Intel buying autonomous tech firm Mobileye for $15.3B
Press conference BMW Group, Intel and Mobileye (from left to right): Klaus Fröhlich, member of the board of BMW AG, Ziv Aviram, Co-founder, President and CEO of Mobileye, Amnon Shashua, Mobileye Co-Founder, Chairman and CTO Professor, Harald Krüger, Chairman of the Board of Management of BMW AG, Brian Krzanich, CEO of Intel, Doug Davis, Senior Vice President and General Manager of the Internet of Things (IoT) Group.
Intel thinks driverless systems are the future, so it's buying one of the leading sensor makers in the segment.
Intel is buying its autonomous technology partner Mobileye for roughly $15.3 billion as a way to improve the tech giant's offerings as an autonomous supplier.

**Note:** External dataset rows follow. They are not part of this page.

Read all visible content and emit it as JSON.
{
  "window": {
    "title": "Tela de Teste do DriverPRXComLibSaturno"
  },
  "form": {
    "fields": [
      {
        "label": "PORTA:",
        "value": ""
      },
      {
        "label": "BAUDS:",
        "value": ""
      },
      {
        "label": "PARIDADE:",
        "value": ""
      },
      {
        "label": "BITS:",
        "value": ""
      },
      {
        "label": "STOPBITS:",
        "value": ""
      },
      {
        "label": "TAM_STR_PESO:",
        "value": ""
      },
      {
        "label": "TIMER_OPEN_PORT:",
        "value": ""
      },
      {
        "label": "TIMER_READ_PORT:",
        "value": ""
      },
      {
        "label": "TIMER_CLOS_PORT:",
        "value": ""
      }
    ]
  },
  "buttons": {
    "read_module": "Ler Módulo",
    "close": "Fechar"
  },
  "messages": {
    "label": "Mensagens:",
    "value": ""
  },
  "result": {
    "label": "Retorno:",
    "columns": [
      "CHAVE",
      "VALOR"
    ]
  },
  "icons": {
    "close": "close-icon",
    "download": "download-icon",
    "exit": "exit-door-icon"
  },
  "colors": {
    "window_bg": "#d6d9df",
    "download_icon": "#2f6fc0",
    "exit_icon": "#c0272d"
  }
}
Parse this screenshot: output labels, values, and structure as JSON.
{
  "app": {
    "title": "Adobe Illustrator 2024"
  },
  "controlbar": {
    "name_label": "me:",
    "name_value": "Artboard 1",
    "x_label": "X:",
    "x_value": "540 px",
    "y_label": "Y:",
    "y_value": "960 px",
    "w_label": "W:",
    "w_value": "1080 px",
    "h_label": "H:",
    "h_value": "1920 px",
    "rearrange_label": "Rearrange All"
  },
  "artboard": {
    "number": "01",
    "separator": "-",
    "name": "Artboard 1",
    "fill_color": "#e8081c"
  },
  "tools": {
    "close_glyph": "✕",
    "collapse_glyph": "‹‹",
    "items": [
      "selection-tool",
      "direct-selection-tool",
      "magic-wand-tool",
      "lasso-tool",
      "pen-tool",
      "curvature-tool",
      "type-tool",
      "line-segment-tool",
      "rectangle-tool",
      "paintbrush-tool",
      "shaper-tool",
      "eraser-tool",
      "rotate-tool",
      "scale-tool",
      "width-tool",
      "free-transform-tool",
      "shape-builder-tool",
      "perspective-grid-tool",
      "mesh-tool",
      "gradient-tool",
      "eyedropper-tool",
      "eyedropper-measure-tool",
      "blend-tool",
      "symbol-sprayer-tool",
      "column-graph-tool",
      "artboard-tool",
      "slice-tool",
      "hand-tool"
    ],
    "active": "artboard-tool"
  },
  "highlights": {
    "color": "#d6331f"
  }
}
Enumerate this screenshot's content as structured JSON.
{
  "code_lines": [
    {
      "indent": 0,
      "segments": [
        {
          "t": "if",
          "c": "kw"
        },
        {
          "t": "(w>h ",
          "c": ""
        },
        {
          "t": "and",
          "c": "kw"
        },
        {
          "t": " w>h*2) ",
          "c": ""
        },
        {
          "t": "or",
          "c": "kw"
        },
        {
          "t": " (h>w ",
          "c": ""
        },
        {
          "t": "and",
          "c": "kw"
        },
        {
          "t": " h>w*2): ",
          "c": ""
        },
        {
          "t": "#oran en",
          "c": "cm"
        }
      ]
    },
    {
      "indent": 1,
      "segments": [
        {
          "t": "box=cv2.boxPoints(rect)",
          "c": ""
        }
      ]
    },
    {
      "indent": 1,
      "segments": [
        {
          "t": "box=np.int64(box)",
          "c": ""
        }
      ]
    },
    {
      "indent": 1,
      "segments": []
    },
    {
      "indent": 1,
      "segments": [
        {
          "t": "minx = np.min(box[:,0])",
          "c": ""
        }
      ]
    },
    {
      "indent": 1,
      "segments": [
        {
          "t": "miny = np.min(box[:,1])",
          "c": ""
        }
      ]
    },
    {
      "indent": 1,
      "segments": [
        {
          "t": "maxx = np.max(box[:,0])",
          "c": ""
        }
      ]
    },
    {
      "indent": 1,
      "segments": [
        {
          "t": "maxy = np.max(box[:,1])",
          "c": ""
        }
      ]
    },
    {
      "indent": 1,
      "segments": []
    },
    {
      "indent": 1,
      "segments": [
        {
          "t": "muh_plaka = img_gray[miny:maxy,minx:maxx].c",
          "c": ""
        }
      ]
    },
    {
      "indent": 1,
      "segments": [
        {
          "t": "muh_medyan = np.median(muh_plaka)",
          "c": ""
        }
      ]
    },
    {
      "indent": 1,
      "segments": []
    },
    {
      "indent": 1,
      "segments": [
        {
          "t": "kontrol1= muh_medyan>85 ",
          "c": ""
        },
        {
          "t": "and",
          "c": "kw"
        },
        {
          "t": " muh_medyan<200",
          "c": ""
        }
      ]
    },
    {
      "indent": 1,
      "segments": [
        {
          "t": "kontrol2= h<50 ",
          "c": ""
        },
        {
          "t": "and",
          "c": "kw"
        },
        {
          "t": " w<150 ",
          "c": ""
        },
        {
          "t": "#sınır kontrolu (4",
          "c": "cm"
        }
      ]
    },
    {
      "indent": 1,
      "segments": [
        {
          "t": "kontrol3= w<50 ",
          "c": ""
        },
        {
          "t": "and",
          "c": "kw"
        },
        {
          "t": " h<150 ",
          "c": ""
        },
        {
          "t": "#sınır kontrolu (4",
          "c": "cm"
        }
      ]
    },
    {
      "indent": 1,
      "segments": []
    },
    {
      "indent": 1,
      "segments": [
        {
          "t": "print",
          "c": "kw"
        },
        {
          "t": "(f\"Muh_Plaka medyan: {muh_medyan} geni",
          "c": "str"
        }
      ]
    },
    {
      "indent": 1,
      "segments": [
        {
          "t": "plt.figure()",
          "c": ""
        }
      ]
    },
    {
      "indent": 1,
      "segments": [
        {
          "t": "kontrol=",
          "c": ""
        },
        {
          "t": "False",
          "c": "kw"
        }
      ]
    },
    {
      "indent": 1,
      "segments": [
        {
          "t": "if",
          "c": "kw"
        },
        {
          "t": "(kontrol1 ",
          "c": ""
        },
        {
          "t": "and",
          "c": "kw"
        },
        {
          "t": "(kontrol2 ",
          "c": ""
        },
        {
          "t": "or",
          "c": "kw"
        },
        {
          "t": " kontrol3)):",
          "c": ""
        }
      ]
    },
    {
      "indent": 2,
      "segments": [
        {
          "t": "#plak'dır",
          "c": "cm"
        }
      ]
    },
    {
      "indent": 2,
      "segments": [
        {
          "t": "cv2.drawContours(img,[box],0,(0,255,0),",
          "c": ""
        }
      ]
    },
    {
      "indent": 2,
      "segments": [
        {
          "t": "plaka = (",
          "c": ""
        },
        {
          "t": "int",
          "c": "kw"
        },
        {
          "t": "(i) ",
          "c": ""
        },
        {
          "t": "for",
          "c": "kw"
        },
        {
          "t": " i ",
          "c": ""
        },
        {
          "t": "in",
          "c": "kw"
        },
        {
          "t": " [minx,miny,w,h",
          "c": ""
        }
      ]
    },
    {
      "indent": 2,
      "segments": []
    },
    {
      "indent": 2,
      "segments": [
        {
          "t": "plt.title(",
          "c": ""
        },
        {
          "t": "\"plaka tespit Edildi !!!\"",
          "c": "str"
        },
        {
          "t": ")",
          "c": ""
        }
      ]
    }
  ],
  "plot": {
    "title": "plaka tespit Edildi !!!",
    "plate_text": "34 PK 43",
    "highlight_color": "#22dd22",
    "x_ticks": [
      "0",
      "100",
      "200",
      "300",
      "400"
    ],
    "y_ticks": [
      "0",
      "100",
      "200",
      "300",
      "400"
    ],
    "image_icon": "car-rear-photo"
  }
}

The deal still requires regulatory approval, but the companies expect to complete the transaction in the next nine months.
Mobileye specializes in autonomous vehicle technology, including computer vision, machine learning, mapping, and data analysis. In its new role, the firm will become part of Intel’s Automated Driving Group, and they'll look for more opportunities to supply the equipment to automakers. The newly combined division will operate from Israel under the leadership of Mobileye’s Co-Founder Professor Amnon Shashua.
“Mobileye brings the industry’s best automotive-grade computer vision and strong momentum with automakers and suppliers. Together, we can accelerate the future of autonomous driving with improved performance in a cloud-to-car solution at a lower cost for automakers.” Intel CEO Brian Krzanich said in the announcement for the merger.
Intel's acquisition of Mobileye is supposed to expand the computing giant's role as an automotive supplier. The firm figures future autonomous vehicles could generate 4,000 gigabytes of data per day, and Intel's computing tech could have a place in that market. There's money to make, too. The company figures that vehicle systems, data, and services could be worth $70 billion by 2030.
Even before this announcement, Mobileye and Intel already had an established relationship. For example, the two firms partnered with BMW in 2016 for an undertaking to introduce a fully autonomous vehicle from the German automaker by 2021. At the 2017 Consumer Electronics Show, they showed a functioning prototype of the system.